++++ Data in this exercise ++++

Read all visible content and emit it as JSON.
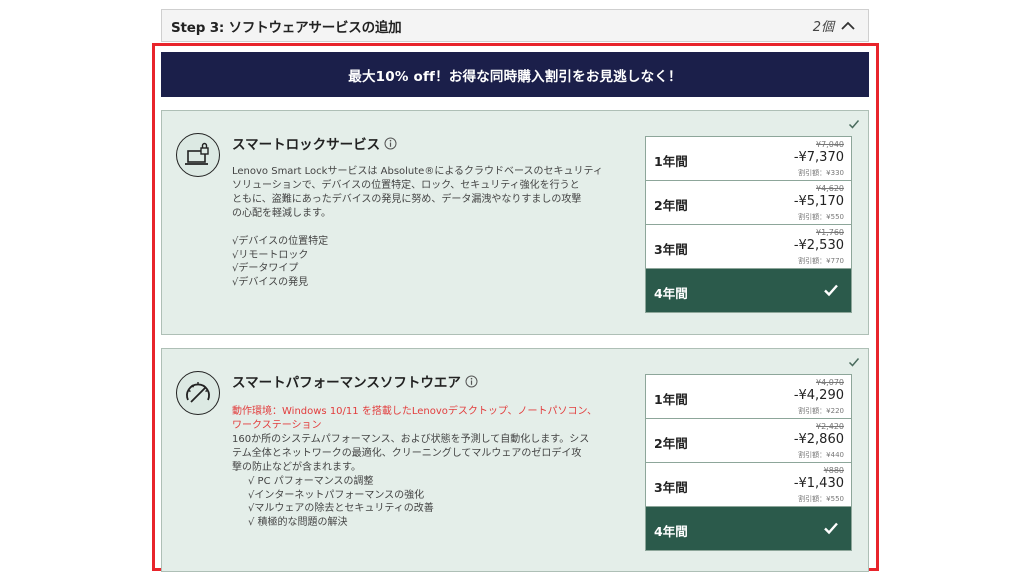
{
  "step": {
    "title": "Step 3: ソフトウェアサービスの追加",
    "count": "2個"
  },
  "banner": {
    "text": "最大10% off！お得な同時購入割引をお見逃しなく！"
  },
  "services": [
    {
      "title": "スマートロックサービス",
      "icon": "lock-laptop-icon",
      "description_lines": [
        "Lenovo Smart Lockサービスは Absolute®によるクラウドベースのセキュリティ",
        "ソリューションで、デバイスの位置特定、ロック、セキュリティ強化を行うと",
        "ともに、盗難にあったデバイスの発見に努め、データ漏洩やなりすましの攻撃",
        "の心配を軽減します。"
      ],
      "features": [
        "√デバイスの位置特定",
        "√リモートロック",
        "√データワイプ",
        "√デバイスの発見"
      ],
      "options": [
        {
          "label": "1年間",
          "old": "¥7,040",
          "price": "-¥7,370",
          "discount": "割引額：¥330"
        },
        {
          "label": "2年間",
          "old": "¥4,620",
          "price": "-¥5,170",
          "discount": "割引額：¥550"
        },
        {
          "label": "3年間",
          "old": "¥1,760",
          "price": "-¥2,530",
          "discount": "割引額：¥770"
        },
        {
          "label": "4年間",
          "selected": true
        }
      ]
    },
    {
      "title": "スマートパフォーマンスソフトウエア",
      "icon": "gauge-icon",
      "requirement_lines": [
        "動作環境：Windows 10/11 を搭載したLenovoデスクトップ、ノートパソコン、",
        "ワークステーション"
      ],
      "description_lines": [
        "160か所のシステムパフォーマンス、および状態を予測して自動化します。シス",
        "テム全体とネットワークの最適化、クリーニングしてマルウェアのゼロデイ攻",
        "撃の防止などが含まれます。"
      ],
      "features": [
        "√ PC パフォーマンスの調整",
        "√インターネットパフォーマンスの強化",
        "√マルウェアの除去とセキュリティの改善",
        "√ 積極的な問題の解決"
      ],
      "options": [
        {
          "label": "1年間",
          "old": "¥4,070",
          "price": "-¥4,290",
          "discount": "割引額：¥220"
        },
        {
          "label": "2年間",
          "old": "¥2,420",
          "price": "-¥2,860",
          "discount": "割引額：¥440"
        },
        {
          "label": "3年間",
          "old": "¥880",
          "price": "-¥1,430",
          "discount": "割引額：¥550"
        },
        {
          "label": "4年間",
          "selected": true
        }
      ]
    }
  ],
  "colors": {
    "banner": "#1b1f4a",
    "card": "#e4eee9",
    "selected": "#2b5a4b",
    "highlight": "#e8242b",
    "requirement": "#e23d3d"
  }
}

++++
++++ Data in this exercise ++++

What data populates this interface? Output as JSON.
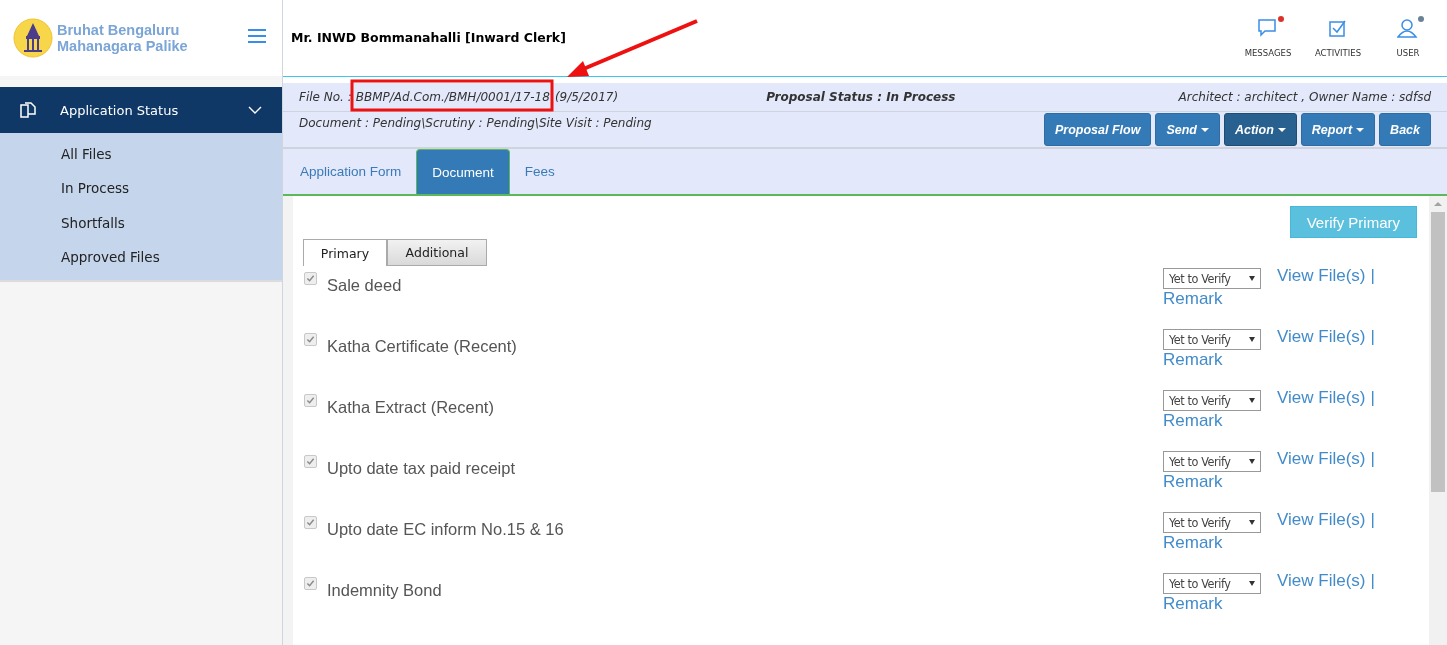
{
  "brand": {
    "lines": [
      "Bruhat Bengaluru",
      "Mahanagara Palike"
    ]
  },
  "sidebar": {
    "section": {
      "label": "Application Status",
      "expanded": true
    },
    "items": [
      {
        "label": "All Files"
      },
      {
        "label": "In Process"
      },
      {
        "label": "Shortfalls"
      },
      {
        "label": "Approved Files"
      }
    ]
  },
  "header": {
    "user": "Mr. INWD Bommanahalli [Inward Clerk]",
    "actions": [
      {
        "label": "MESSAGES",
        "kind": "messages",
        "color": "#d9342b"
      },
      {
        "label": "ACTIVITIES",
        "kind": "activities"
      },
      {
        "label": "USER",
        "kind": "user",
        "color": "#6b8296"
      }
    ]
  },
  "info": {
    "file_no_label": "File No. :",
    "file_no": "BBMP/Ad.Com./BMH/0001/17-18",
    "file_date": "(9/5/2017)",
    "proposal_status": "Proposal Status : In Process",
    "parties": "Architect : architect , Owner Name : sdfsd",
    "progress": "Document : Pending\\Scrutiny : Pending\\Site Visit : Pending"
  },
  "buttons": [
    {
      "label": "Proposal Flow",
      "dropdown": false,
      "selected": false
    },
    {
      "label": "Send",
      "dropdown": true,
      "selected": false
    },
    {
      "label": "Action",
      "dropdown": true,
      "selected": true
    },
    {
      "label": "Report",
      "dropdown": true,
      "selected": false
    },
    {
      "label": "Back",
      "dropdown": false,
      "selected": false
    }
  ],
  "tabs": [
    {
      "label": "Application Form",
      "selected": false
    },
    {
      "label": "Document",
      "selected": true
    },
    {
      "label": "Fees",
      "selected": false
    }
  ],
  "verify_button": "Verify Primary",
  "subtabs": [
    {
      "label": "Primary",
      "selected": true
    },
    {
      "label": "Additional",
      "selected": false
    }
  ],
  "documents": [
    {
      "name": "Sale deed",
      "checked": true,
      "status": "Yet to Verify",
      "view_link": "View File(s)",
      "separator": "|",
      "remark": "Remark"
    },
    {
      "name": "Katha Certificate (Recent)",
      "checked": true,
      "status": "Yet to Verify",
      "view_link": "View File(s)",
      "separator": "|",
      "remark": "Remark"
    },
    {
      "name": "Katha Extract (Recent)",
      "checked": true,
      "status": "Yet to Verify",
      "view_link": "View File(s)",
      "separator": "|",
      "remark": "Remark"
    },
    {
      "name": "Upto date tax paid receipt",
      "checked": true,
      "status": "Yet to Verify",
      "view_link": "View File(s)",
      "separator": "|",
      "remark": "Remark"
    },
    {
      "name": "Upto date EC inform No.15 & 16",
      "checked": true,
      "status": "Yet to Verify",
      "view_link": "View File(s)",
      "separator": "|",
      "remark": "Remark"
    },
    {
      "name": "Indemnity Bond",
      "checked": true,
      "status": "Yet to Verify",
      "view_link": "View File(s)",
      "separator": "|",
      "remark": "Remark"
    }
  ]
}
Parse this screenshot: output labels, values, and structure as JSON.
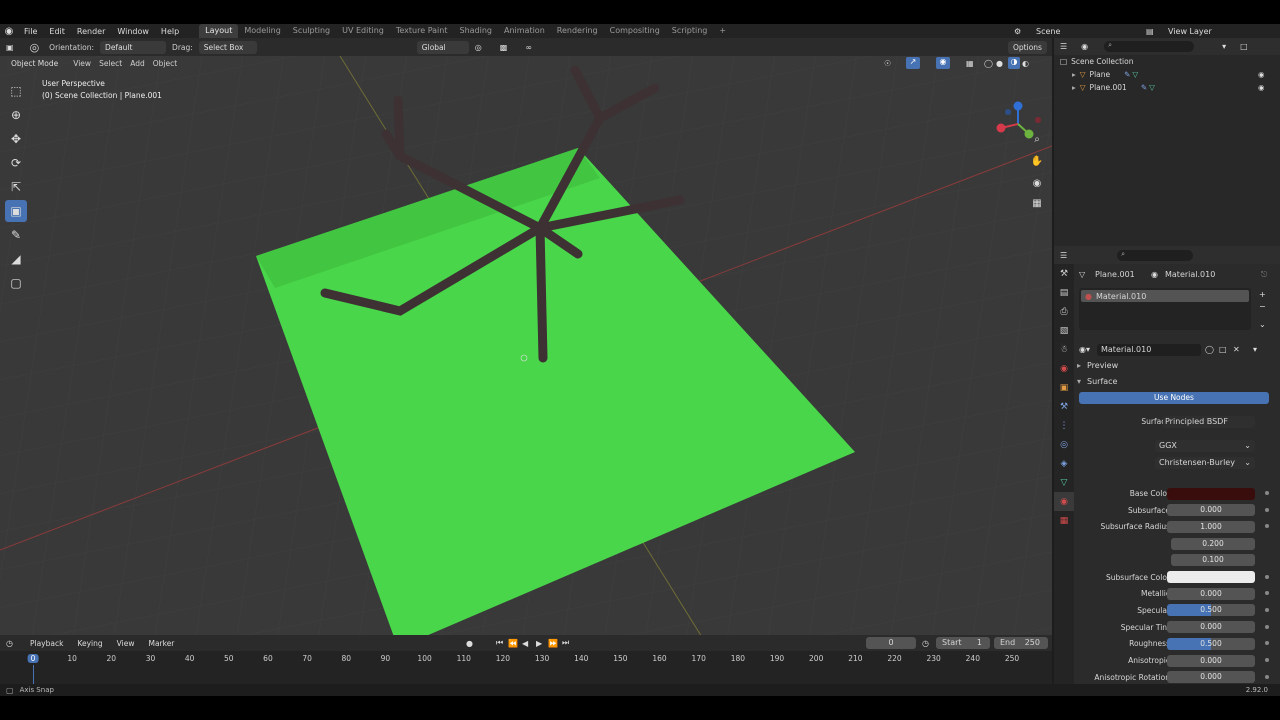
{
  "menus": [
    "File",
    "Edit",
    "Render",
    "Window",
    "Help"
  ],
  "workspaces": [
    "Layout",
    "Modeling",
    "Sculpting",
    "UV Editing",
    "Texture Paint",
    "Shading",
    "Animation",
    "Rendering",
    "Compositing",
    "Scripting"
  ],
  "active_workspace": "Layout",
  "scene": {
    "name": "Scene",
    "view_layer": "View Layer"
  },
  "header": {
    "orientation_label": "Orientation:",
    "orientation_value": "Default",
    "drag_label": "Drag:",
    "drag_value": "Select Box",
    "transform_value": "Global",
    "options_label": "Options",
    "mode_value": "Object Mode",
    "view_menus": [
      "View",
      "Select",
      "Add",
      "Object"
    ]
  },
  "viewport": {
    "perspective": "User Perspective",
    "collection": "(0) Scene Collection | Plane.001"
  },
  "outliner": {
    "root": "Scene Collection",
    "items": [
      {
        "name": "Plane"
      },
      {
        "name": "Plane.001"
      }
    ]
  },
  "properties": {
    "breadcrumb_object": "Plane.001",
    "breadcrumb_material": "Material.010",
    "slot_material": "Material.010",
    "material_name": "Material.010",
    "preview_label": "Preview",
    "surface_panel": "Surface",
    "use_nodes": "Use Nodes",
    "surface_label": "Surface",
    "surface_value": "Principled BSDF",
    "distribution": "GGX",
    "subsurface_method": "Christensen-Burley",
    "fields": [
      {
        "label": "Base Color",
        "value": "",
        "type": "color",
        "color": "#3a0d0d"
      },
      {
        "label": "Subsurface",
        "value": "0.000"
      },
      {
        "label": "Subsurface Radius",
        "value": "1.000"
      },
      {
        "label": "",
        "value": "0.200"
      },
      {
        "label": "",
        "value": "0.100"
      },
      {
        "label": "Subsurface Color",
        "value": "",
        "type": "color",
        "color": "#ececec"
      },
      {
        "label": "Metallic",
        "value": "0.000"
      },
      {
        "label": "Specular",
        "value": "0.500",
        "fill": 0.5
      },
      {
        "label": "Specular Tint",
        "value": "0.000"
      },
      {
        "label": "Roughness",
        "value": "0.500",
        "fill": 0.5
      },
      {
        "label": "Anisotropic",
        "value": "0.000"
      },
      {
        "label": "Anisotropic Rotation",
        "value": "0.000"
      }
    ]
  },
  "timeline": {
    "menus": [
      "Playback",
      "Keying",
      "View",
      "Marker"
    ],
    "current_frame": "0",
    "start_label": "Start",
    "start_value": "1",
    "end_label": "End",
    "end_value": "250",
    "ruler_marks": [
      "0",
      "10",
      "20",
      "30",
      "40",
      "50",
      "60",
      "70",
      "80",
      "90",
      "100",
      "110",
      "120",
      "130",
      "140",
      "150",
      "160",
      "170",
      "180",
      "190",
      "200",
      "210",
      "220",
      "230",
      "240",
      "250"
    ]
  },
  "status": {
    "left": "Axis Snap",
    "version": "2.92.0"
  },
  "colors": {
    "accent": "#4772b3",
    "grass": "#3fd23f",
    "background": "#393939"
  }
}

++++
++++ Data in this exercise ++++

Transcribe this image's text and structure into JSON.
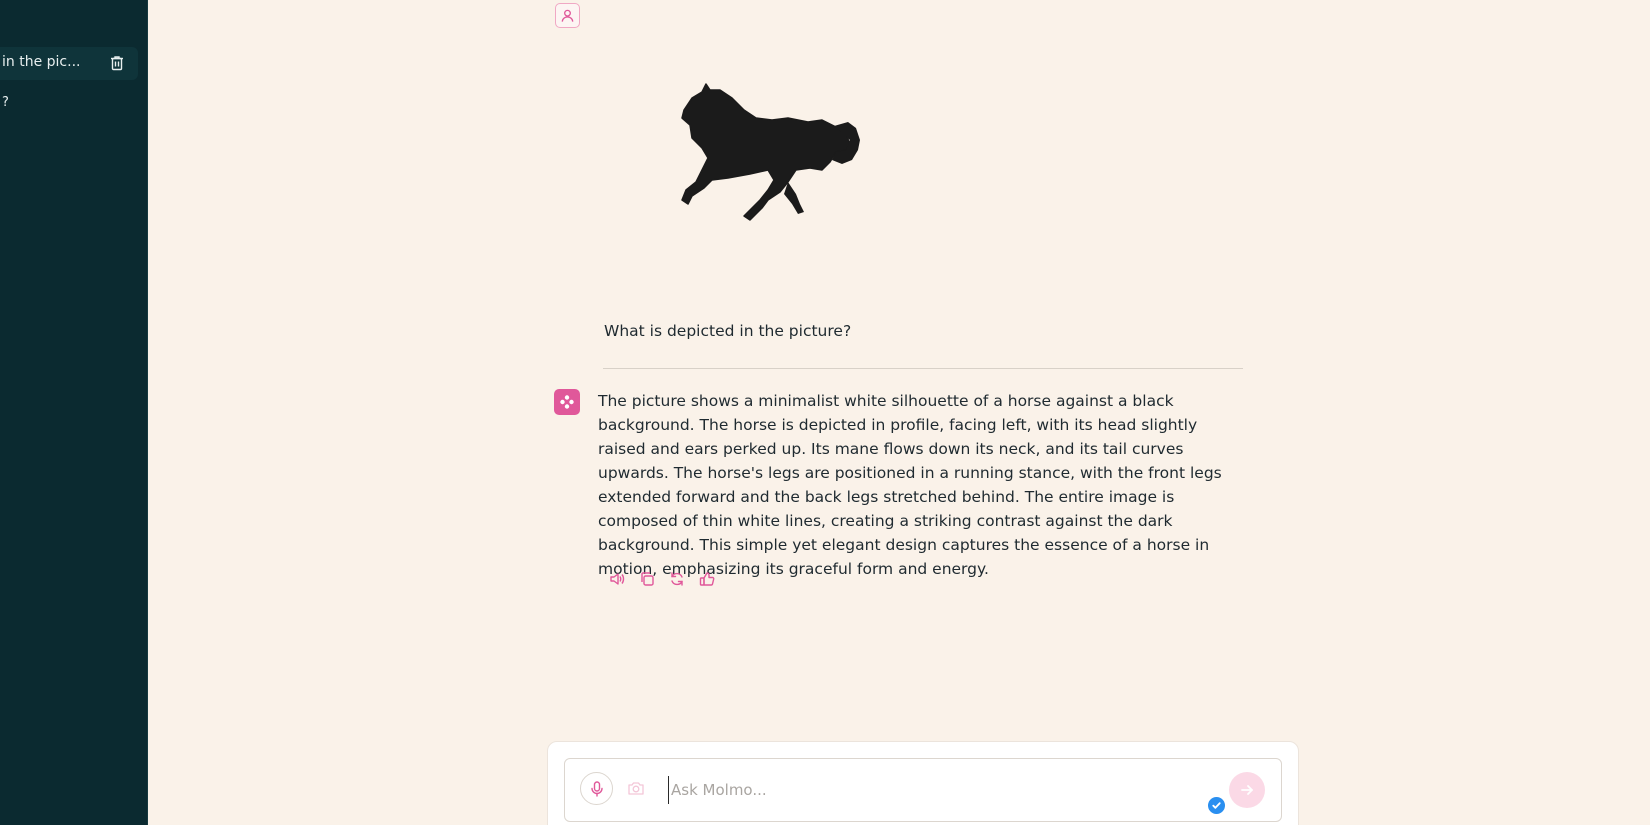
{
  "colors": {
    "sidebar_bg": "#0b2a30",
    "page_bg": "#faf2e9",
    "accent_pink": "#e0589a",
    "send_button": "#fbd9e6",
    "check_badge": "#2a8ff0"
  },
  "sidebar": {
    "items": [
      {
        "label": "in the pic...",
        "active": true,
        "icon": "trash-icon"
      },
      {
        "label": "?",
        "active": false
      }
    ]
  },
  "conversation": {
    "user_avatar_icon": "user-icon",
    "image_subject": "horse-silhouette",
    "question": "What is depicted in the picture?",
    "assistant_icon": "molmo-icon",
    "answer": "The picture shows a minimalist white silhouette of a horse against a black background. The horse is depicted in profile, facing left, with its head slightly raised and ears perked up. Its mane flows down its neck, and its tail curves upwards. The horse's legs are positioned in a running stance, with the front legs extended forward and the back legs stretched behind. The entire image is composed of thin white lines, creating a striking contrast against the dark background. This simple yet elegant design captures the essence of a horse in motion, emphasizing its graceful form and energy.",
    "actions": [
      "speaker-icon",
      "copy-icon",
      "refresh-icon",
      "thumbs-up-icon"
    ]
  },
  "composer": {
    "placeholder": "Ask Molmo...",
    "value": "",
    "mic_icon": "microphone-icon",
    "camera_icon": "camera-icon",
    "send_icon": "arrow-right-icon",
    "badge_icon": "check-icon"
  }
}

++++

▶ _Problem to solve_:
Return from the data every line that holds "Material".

▶ _Solution_:
    "breadcrumb_material": "Material.010",
    "slot_material": "Material.010",
    "material_name": "Material.010",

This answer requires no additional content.